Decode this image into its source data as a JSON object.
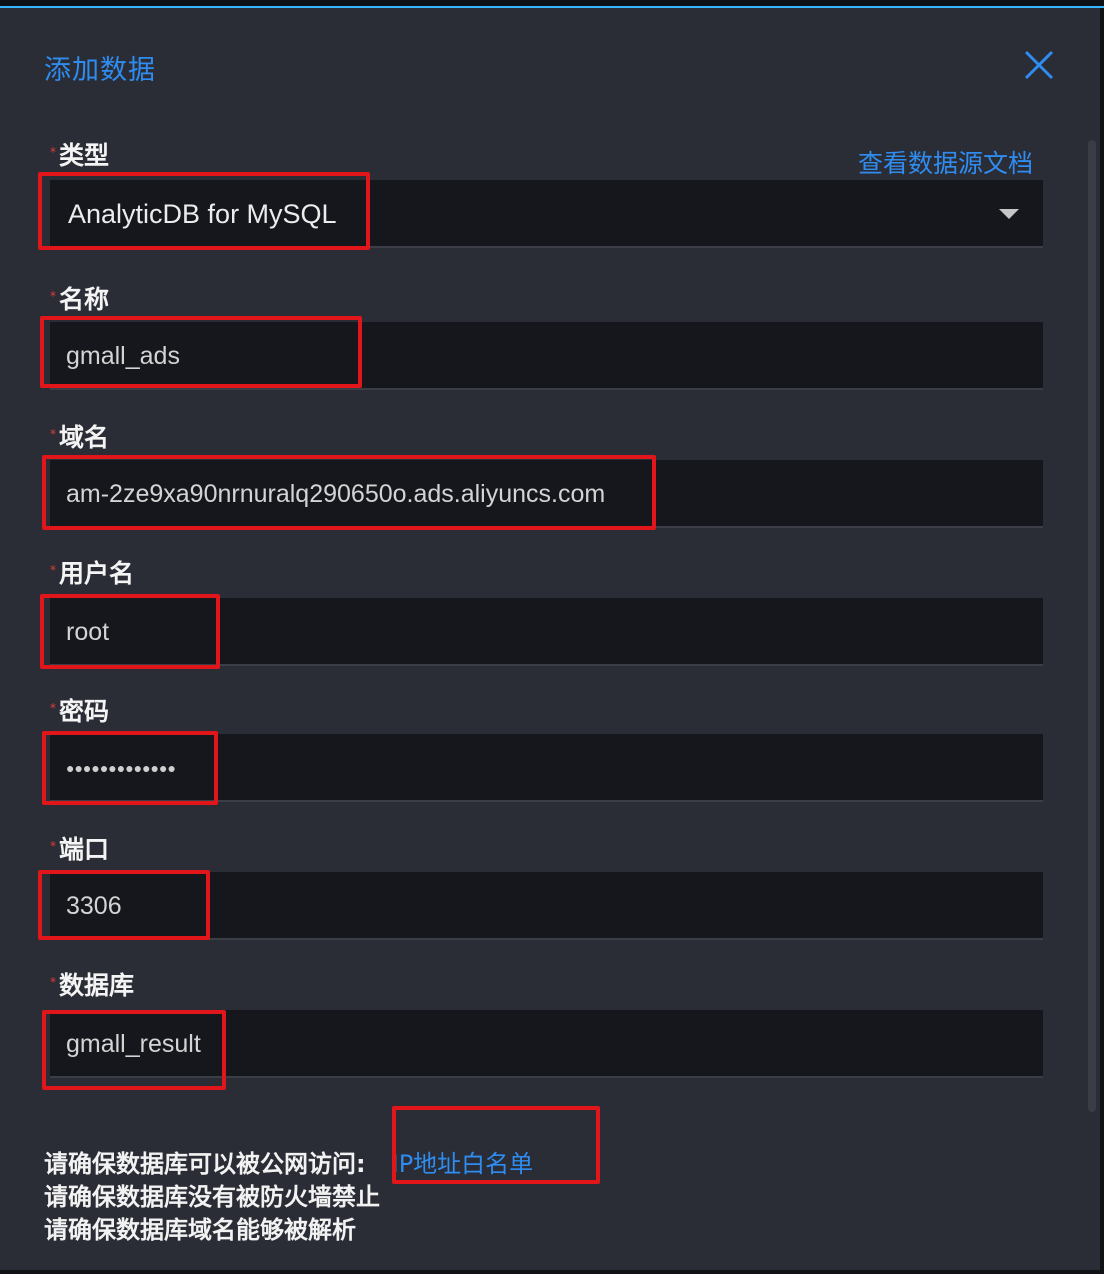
{
  "dialog": {
    "title": "添加数据",
    "close_icon": "close-icon",
    "doc_link": "查看数据源文档",
    "accent_color": "#2f8cf0",
    "required_mark": "*"
  },
  "form": {
    "type": {
      "label": "类型",
      "value": "AnalyticDB for MySQL",
      "dropdown_icon": "caret-down-icon"
    },
    "name": {
      "label": "名称",
      "value": "gmall_ads"
    },
    "domain": {
      "label": "域名",
      "value": "am-2ze9xa90nrnuralq290650o.ads.aliyuncs.com"
    },
    "username": {
      "label": "用户名",
      "value": "root"
    },
    "password": {
      "label": "密码",
      "value": "●●●●●●●●●●●●●"
    },
    "port": {
      "label": "端口",
      "value": "3306"
    },
    "database": {
      "label": "数据库",
      "value": "gmall_result"
    }
  },
  "notes": {
    "line1": "请确保数据库可以被公网访问:",
    "line1_link": "IP地址白名单",
    "line2": "请确保数据库没有被防火墙禁止",
    "line3": "请确保数据库域名能够被解析"
  }
}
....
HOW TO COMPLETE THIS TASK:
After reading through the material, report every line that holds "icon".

FINISHED TASK:
    "close_icon": "close-icon",
      "dropdown_icon": "caret-down-icon"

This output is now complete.